What lines in the entries hold the string "chevron"? List them.

(GIVEN RECORDS begins)

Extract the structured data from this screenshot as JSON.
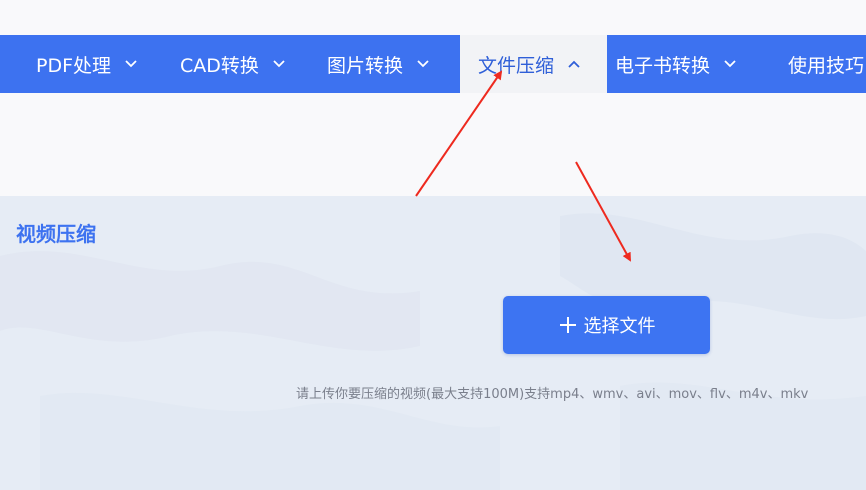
{
  "nav": {
    "items": [
      {
        "label": "PDF处理",
        "expanded": false
      },
      {
        "label": "CAD转换",
        "expanded": false
      },
      {
        "label": "图片转换",
        "expanded": false
      },
      {
        "label": "文件压缩",
        "expanded": true
      },
      {
        "label": "电子书转换",
        "expanded": false
      },
      {
        "label": "使用技巧",
        "expanded": false
      }
    ]
  },
  "main": {
    "section_title": "视频压缩",
    "select_button_label": "选择文件",
    "hint": "请上传你要压缩的视频(最大支持100M)支持mp4、wmv、avi、mov、flv、m4v、mkv"
  },
  "colors": {
    "nav_background": "#3d72f0",
    "nav_active_background": "#f2f3f6",
    "nav_active_text": "#2f5fd8",
    "content_background": "#e6ecf5",
    "accent": "#3d74f2",
    "annotation_arrow": "#ee2a1f"
  },
  "icons": {
    "nav_chevron": "chevron-down-icon",
    "nav_active_chevron": "chevron-up-icon",
    "button_icon": "plus-icon"
  }
}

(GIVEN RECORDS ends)

* [OUTPUT]:
    "nav_chevron": "chevron-down-icon",
    "nav_active_chevron": "chevron-up-icon",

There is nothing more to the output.